Task instructions: Output every line of the listing, exactly and completely.

#### Entries shown

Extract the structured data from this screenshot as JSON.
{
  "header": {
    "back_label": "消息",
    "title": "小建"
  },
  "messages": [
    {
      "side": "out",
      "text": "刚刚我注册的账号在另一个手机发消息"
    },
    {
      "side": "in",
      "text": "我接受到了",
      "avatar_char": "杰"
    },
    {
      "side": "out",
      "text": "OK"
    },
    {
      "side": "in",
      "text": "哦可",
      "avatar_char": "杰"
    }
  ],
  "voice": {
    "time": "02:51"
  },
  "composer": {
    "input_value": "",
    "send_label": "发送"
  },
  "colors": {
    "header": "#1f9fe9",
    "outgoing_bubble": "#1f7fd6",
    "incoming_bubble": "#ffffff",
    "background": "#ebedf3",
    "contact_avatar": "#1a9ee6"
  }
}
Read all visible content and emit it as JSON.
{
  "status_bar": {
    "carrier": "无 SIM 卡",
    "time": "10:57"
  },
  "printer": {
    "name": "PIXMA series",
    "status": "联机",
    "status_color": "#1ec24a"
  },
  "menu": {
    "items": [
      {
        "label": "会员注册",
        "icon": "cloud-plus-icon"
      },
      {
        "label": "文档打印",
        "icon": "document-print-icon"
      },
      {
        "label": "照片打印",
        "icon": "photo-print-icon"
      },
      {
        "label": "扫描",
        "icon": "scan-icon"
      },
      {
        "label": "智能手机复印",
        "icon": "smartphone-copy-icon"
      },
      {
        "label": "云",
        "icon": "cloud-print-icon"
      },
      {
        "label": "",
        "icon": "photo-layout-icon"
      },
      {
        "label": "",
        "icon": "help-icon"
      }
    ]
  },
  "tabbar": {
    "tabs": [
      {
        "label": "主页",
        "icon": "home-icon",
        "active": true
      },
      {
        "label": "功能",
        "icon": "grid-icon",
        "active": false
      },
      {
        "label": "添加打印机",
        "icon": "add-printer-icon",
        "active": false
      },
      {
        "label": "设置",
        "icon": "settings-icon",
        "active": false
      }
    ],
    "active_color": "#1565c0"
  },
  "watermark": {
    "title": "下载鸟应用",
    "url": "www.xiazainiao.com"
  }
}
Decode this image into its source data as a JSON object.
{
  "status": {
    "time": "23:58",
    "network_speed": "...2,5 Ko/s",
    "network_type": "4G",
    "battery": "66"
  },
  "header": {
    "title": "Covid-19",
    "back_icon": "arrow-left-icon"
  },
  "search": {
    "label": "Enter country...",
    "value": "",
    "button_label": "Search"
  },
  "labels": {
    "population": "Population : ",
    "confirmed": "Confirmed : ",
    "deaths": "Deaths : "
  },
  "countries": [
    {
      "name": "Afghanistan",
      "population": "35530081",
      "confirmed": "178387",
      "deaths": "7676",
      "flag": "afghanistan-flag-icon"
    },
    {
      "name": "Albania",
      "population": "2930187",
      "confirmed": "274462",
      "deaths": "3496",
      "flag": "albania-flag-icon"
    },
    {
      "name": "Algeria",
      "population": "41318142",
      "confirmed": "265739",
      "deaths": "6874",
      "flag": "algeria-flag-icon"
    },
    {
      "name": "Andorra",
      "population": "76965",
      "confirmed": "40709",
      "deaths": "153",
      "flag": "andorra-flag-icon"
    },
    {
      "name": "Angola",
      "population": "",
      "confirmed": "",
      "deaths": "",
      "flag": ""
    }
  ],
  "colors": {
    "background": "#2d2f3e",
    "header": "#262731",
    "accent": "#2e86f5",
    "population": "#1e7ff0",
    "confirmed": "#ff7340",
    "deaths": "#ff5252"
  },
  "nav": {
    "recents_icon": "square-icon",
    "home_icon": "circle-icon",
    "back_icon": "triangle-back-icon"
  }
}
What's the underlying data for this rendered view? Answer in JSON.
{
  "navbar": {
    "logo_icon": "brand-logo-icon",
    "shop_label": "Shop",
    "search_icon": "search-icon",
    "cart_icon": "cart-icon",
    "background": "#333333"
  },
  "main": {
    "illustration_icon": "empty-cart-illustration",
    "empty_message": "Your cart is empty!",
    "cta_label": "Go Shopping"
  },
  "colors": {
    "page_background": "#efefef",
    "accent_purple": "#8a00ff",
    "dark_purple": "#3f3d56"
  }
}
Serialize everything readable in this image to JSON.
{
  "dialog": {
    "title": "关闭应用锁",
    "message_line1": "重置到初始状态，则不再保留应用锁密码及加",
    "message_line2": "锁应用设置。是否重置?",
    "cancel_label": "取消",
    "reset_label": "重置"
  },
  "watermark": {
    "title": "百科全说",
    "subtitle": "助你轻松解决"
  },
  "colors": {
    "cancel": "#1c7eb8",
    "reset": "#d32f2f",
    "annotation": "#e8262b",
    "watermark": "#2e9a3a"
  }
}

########

Solution to the exercise:
Extract the structured data from this screenshot as JSON.
{
  "header": {
    "back_label": "消息",
    "title": "小建"
  },
  "messages": [
    {
      "side": "out",
      "text": "刚刚我注册的账号在另一个手机发消息"
    },
    {
      "side": "in",
      "text": "我接受到了",
      "avatar_char": "杰"
    },
    {
      "side": "out",
      "text": "OK"
    },
    {
      "side": "in",
      "text": "哦可",
      "avatar_char": "杰"
    }
  ],
  "voice": {
    "time": "02:51"
  },
  "composer": {
    "input_value": "",
    "send_label": "发送"
  },
  "colors": {
    "header": "#1f9fe9",
    "outgoing_bubble": "#1f7fd6",
    "incoming_bubble": "#ffffff",
    "background": "#ebedf3",
    "contact_avatar": "#1a9ee6"
  }
}
Read all visible content and emit it as JSON.
{
  "status_bar": {
    "carrier": "无 SIM 卡",
    "time": "10:57"
  },
  "printer": {
    "name": "PIXMA series",
    "status": "联机",
    "status_color": "#1ec24a"
  },
  "menu": {
    "items": [
      {
        "label": "会员注册",
        "icon": "cloud-plus-icon"
      },
      {
        "label": "文档打印",
        "icon": "document-print-icon"
      },
      {
        "label": "照片打印",
        "icon": "photo-print-icon"
      },
      {
        "label": "扫描",
        "icon": "scan-icon"
      },
      {
        "label": "智能手机复印",
        "icon": "smartphone-copy-icon"
      },
      {
        "label": "云",
        "icon": "cloud-print-icon"
      },
      {
        "label": "",
        "icon": "photo-layout-icon"
      },
      {
        "label": "",
        "icon": "help-icon"
      }
    ]
  },
  "tabbar": {
    "tabs": [
      {
        "label": "主页",
        "icon": "home-icon",
        "active": true
      },
      {
        "label": "功能",
        "icon": "grid-icon",
        "active": false
      },
      {
        "label": "添加打印机",
        "icon": "add-printer-icon",
        "active": false
      },
      {
        "label": "设置",
        "icon": "settings-icon",
        "active": false
      }
    ],
    "active_color": "#1565c0"
  },
  "watermark": {
    "title": "下载鸟应用",
    "url": "www.xiazainiao.com"
  }
}
Decode this image into its source data as a JSON object.
{
  "status": {
    "time": "23:58",
    "network_speed": "...2,5 Ko/s",
    "network_type": "4G",
    "battery": "66"
  },
  "header": {
    "title": "Covid-19",
    "back_icon": "arrow-left-icon"
  },
  "search": {
    "label": "Enter country...",
    "value": "",
    "button_label": "Search"
  },
  "labels": {
    "population": "Population : ",
    "confirmed": "Confirmed : ",
    "deaths": "Deaths : "
  },
  "countries": [
    {
      "name": "Afghanistan",
      "population": "35530081",
      "confirmed": "178387",
      "deaths": "7676",
      "flag": "afghanistan-flag-icon"
    },
    {
      "name": "Albania",
      "population": "2930187",
      "confirmed": "274462",
      "deaths": "3496",
      "flag": "albania-flag-icon"
    },
    {
      "name": "Algeria",
      "population": "41318142",
      "confirmed": "265739",
      "deaths": "6874",
      "flag": "algeria-flag-icon"
    },
    {
      "name": "Andorra",
      "population": "76965",
      "confirmed": "40709",
      "deaths": "153",
      "flag": "andorra-flag-icon"
    },
    {
      "name": "Angola",
      "population": "",
      "confirmed": "",
      "deaths": "",
      "flag": ""
    }
  ],
  "colors": {
    "background": "#2d2f3e",
    "header": "#262731",
    "accent": "#2e86f5",
    "population": "#1e7ff0",
    "confirmed": "#ff7340",
    "deaths": "#ff5252"
  },
  "nav": {
    "recents_icon": "square-icon",
    "home_icon": "circle-icon",
    "back_icon": "triangle-back-icon"
  }
}
What's the underlying data for this rendered view? Answer in JSON.
{
  "navbar": {
    "logo_icon": "brand-logo-icon",
    "shop_label": "Shop",
    "search_icon": "search-icon",
    "cart_icon": "cart-icon",
    "background": "#333333"
  },
  "main": {
    "illustration_icon": "empty-cart-illustration",
    "empty_message": "Your cart is empty!",
    "cta_label": "Go Shopping"
  },
  "colors": {
    "page_background": "#efefef",
    "accent_purple": "#8a00ff",
    "dark_purple": "#3f3d56"
  }
}
Serialize everything readable in this image to JSON.
{
  "dialog": {
    "title": "关闭应用锁",
    "message_line1": "重置到初始状态，则不再保留应用锁密码及加",
    "message_line2": "锁应用设置。是否重置?",
    "cancel_label": "取消",
    "reset_label": "重置"
  },
  "watermark": {
    "title": "百科全说",
    "subtitle": "助你轻松解决"
  },
  "colors": {
    "cancel": "#1c7eb8",
    "reset": "#d32f2f",
    "annotation": "#e8262b",
    "watermark": "#2e9a3a"
  }
}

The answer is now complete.